"Any Great Weapon requires a soul to awaken it," Aliera said, putting her hand on Pathfinder's blade again. Surprisingly, I felt a little better when she did that, as if the weapon was pleased at being touched by her. "Both Blackwand and Pathfinder were awakened that way, while Iceflame - well, Sethra refuses to discuss it, but I'm sure Iceflame, too, contains a soul."

"Must be an ancient one, if she's had it as long as she's been alive," I ventured.

"Yes. I have some speculations on the subject that I could share with you, but they would likely be beyond your level of comprehension. The point I'm making is that one who gains a Great Weapon also gains the soul connected to that Great Weapon." She eyed me expectantly.

"And what does this have to do with Napper?" I honestly didn't see it.

"Vlad, souls aren't just floating around.

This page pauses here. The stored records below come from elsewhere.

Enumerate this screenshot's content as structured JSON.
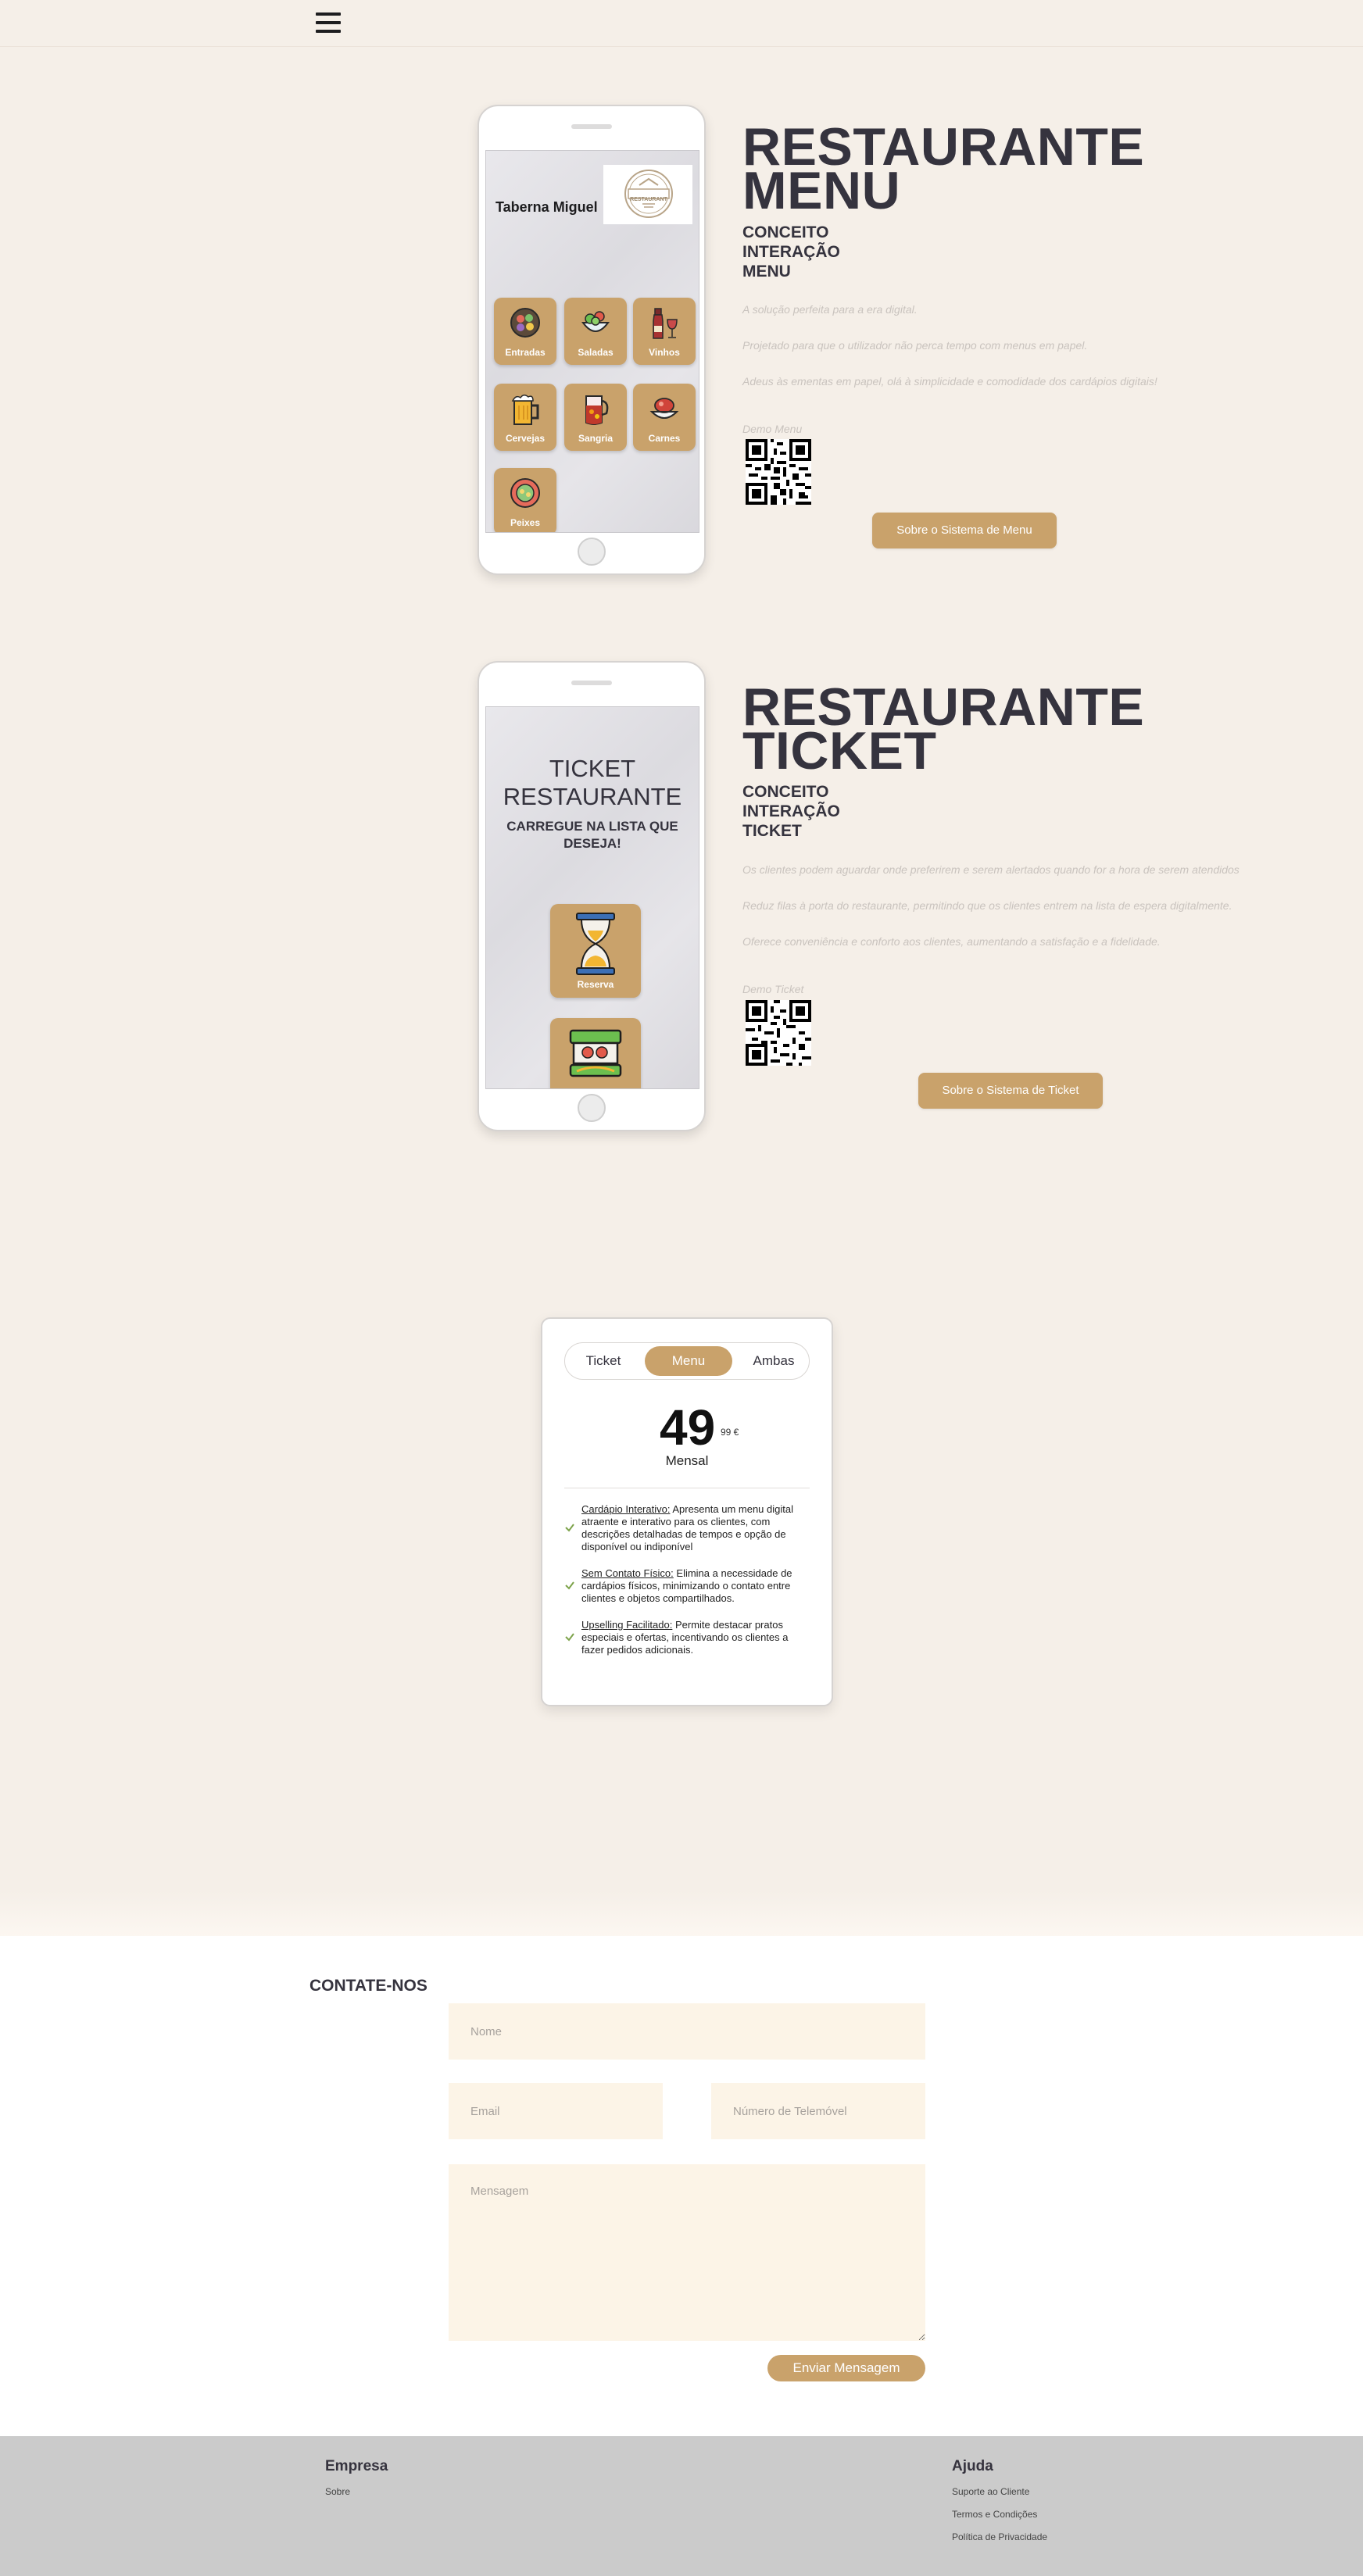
{
  "header": {
    "menu_icon": "hamburger-menu-icon"
  },
  "menu_section": {
    "phone": {
      "restaurant_name": "Taberna Miguel",
      "logo_text": "RESTAURANT",
      "categories": [
        {
          "label": "Entradas",
          "icon": "salad-bowl-icon"
        },
        {
          "label": "Saladas",
          "icon": "salad-icon"
        },
        {
          "label": "Vinhos",
          "icon": "wine-icon"
        },
        {
          "label": "Cervejas",
          "icon": "beer-mug-icon"
        },
        {
          "label": "Sangria",
          "icon": "sangria-pitcher-icon"
        },
        {
          "label": "Carnes",
          "icon": "meat-dish-icon"
        },
        {
          "label": "Peixes",
          "icon": "fish-plate-icon"
        }
      ]
    },
    "title_line1": "RESTAURANTE",
    "title_line2": "MENU",
    "subtitle_lines": [
      "CONCEITO",
      "INTERAÇÃO",
      "MENU"
    ],
    "descriptions": [
      "A solução perfeita para a era digital.",
      "Projetado para que o utilizador não perca tempo com menus em papel.",
      "Adeus às ementas em papel, olá à simplicidade e comodidade dos cardápios digitais!"
    ],
    "demo_label": "Demo Menu",
    "button": "Sobre o Sistema de Menu"
  },
  "ticket_section": {
    "phone": {
      "title_lines": [
        "TICKET",
        "RESTAURANTE"
      ],
      "subtitle_lines": [
        "CARREGUE NA LISTA QUE",
        "DESEJA!"
      ],
      "tile_label": "Reserva"
    },
    "title_line1": "RESTAURANTE",
    "title_line2": "TICKET",
    "subtitle_lines": [
      "CONCEITO",
      "INTERAÇÃO",
      "TICKET"
    ],
    "descriptions": [
      "Os clientes podem aguardar onde preferirem e serem alertados quando for a hora de serem atendidos",
      "Reduz filas à porta do restaurante, permitindo que os clientes entrem na lista de espera digitalmente.",
      "Oferece conveniência e conforto aos clientes, aumentando a satisfação e a fidelidade."
    ],
    "demo_label": "Demo Ticket",
    "button": "Sobre o Sistema de Ticket"
  },
  "pricing": {
    "options": [
      "Ticket",
      "Menu",
      "Ambas"
    ],
    "selected": "Menu",
    "price": "49",
    "cents": "99 €",
    "period": "Mensal",
    "features": [
      {
        "title": "Cardápio Interativo:",
        "text": " Apresenta um menu digital atraente e interativo para os clientes, com descrições detalhadas de tempos e opção de disponível ou indiponível"
      },
      {
        "title": "Sem Contato Físico:",
        "text": " Elimina a necessidade de cardápios físicos, minimizando o contato entre clientes e objetos compartilhados."
      },
      {
        "title": "Upselling Facilitado:",
        "text": " Permite destacar pratos especiais e ofertas, incentivando os clientes a fazer pedidos adicionais."
      }
    ]
  },
  "contact": {
    "title": "CONTATE-NOS",
    "name_placeholder": "Nome",
    "email_placeholder": "Email",
    "phone_placeholder": "Número de Telemóvel",
    "message_placeholder": "Mensagem",
    "submit": "Enviar Mensagem"
  },
  "footer": {
    "col1": {
      "heading": "Empresa",
      "links": [
        "Sobre"
      ]
    },
    "col2": {
      "heading": "Ajuda",
      "links": [
        "Suporte ao Cliente",
        "Termos e Condições",
        "Política de Privacidade"
      ]
    }
  },
  "colors": {
    "background": "#f5efe8",
    "accent": "#c9a26b",
    "text": "#35333e",
    "field_bg": "#fcf4e7",
    "footer": "#cbcbcb"
  }
}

You can't simply rip a soul out of some person's body - well, not without killing that person at the same time. Pathfinder felt I was near, and it knew that, in order to fully awaken and be able to eventually come to me, it would need a soul. It wasn't too picky about whose."

I gaped at her. I also tried very hard not to remember how close I'd come to what had turned out to be a Great Weapon in disguise. I'd touched it, for crying out loud! What if Pathfinder had decided it felt like having Easterner? What if Napper hadn't shown up when he had? What if -

"Boss, I think you need to take a deep breath now," Loiosh said.

"You're saying that he's in - in there?" I pointed at Pathfinder. "Aware?"

"Surely that's better than that his soul would have been destroyed altogether?" Aliera didn't seem to understand why I was acting a bit unsettled. "I haven't yet been able to communicate with him, but my cousin has told me that Blackwand's abilities in that direction are limited to emotions and, on occasion, images, so perhaps I shouldn't hope for anything more than that. Of course, Blackwand's soul is far older than Pathfinder's. That may make a difference."

"Of course," I repeated numbly.

"So you see, I have every reason to wish to discover all I can about Napper e'Drien and the kind of person he is. Sethra is unclear on how the souls interfere with the Great Weapons themselves, but she is sure there exists some sort of interaction between the two." Aliera resheathed Pathfinder.

"Aliera, fascinating as this all is, I'm afraid I feel a tremendous headache coming up." I was lying - my head already felt like it was going to explode any moment.

"I could - oh." She nodded curtly. "Thank you for your time."

"Sorry I wasn't able to tell you all that much." That, too, was a lie.

"No matter. Perhaps I shall follow your advise and speak with Captain Rascha." She left, at last, leaving me alone with my memories of a man I'd hardly known and definitely shouldn't feel as badly about having ended up getting his soul sucked into a Morganti blade as I did.

"Vlad, about that new job," Kragar said, stepping - not in through the door, but out of a corner that I could have sworn to have been empty two seconds ago. I threw a paperweight at him.

He got the hint and went away, using the door.

I ended up spending the rest of the afternoon not by myself, reminiscing, but rather listening to Loiosh lecturing me about friendship, dinner, my treatment of certain (ex-)Dragons and the general weirdness of the human race.

the end